ASSIGNMENT —
Go through the records and show each line where the word "title" occurs.

RECORDS FOR THIS EXERCISE —
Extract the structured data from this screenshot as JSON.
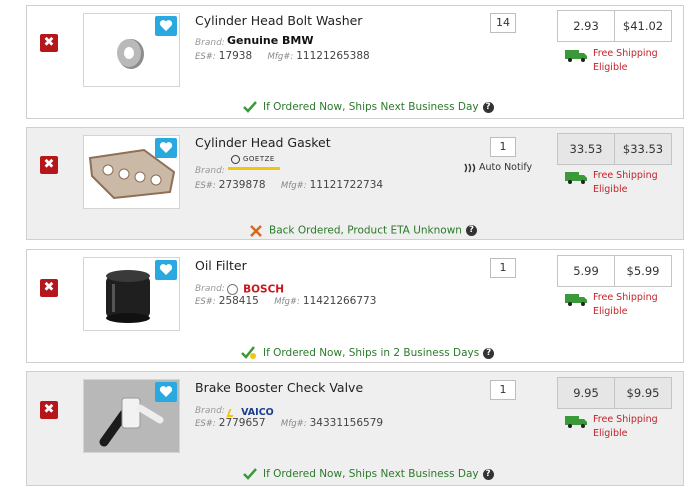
{
  "items": [
    {
      "title": "Cylinder Head Bolt Washer",
      "brand_label": "Brand:",
      "brand": "Genuine BMW",
      "es_label": "ES#:",
      "es": "17938",
      "mfg_label": "Mfg#:",
      "mfg": "11121265388",
      "quantity": "14",
      "unit_price": "2.93",
      "total_price": "$41.02",
      "shipping_line1": "Free Shipping",
      "shipping_line2": "Eligible",
      "status": "If Ordered Now, Ships Next Business Day",
      "status_icon": "check-icon"
    },
    {
      "title": "Cylinder Head Gasket",
      "brand_label": "Brand:",
      "brand": "GOETZE",
      "es_label": "ES#:",
      "es": "2739878",
      "mfg_label": "Mfg#:",
      "mfg": "11121722734",
      "quantity": "1",
      "notify_label": "Auto Notify",
      "unit_price": "33.53",
      "total_price": "$33.53",
      "shipping_line1": "Free Shipping",
      "shipping_line2": "Eligible",
      "status": "Back Ordered, Product ETA Unknown",
      "status_icon": "x-icon"
    },
    {
      "title": "Oil Filter",
      "brand_label": "Brand:",
      "brand": "BOSCH",
      "es_label": "ES#:",
      "es": "258415",
      "mfg_label": "Mfg#:",
      "mfg": "11421266773",
      "quantity": "1",
      "unit_price": "5.99",
      "total_price": "$5.99",
      "shipping_line1": "Free Shipping",
      "shipping_line2": "Eligible",
      "status": "If Ordered Now, Ships in 2 Business Days",
      "status_icon": "check-clock-icon"
    },
    {
      "title": "Brake Booster Check Valve",
      "brand_label": "Brand:",
      "brand": "VAICO",
      "es_label": "ES#:",
      "es": "2779657",
      "mfg_label": "Mfg#:",
      "mfg": "34331156579",
      "quantity": "1",
      "unit_price": "9.95",
      "total_price": "$9.95",
      "shipping_line1": "Free Shipping",
      "shipping_line2": "Eligible",
      "status": "If Ordered Now, Ships Next Business Day",
      "status_icon": "check-icon"
    }
  ],
  "help_symbol": "?",
  "remove_symbol": "✖",
  "colors": {
    "remove_red": "#b5161b",
    "favorite_blue": "#2aa9e0",
    "shipping_red": "#c0232b",
    "truck_green": "#3a9a3a",
    "status_green": "#2a7a2a",
    "row_grey": "#efefef"
  }
}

FINISHED EXERCISE —
      "title": "Cylinder Head Bolt Washer",
      "title": "Cylinder Head Gasket",
      "title": "Oil Filter",
      "title": "Brake Booster Check Valve",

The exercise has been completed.